And lest we forget - some of the biggest corporate clients, namely in tech, did
tell their employees they could work remotely for the foreseeable future.
Business travel should start to return in 2022 but I agree - it’s going to be slow and it certainly won’t get back to 100 percent of what it was for a long time, if at all
The idea that business travel will never return to 100% doesn't make sense to me, since business travel is tied to GDP. Since as the economy grows larger, naturally more business travel is necessary no matter what % of the workforce is working remotely, effectively meaning business travel would eventually come back to 100% unless you believe the economy will never grow again.
Using an example of Company A, even if Company A says they are cutting back business travel to from 2% down to 1% of expenses, 5+ years down the line as the company is 1.5x+ larger that 1% of expenses will be larger than it is today or next year, and therefore Company A will see a natural return in business travel overtime.
Let's not forget that there are also plenty of companies who won't cut travel at all vs. pre-covid in the coming years. That segment is the largest slice of the pie currently, and more companies are switching to that camp by the day.
If anything, the past year and half have proved most of the white collar jobs can be done from home. Manhattan commercial real estate is a complete disaster. A lot of companies allowing more people to have flexible WFH options and/or have decentralized offices outside of the city. Which means, they are looking to downsize their current real estate footprint.
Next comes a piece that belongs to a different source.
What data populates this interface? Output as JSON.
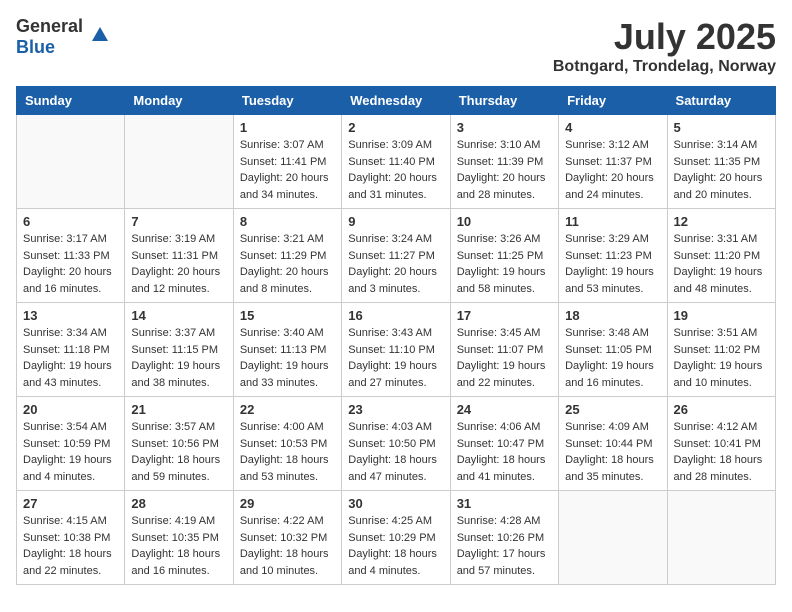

I'm sure business travel will get back to 2019 level in a few years. But the question is when will it get back to the same % of total revenue as pre-COVID (if it ever happens). On TPAC flights, I see the corporate travel restrictions remain in place for many years.
it's a huge disaster for legacies if LCCs/ULCCs are already seeing daily booking revenue at 80+% of pre-COVID by early summer due to the domestic leisure recovery while business travel revenue is still under 70% of pre-COVID level by next summer.
TPAC is more of an issue for UA, less so AA and DL. TPAC wasn't that lucrative for the latter two (less TPAC flying might actually improve margins for AA), and for AA it only made up ~3% of pax revenues, and for UA it was ~11% of pax revenues (Q3 2019)
I wouldn't consider 70% of business travel revenue next summer a huge disaster.
Do we have any data on business class purchases? In my anecdotal experience, a lot of people are buying business class fares, albeit at a cheaper price, to improve social distancing and comfort. It’s also cheaper to upgrade; I know I’ve taken advantage of that and I know plenty of people who have done that as well.
Again, it’s anecdotal but it would be interesting to see if it’s a positive trend.
Pre-covid for Delta at least, most premium cabin purchases weren't from business travel:
"I think when you think about our premium products and services, you also ought to think that these are not only filled by corporate travelers. As a matter of fact, only -- less than a third of the seats are actually filled by the corporate travelers, and two-thirds are filled by non-corporates."https://www.fool.com/earnings/call-tran ... -transcri/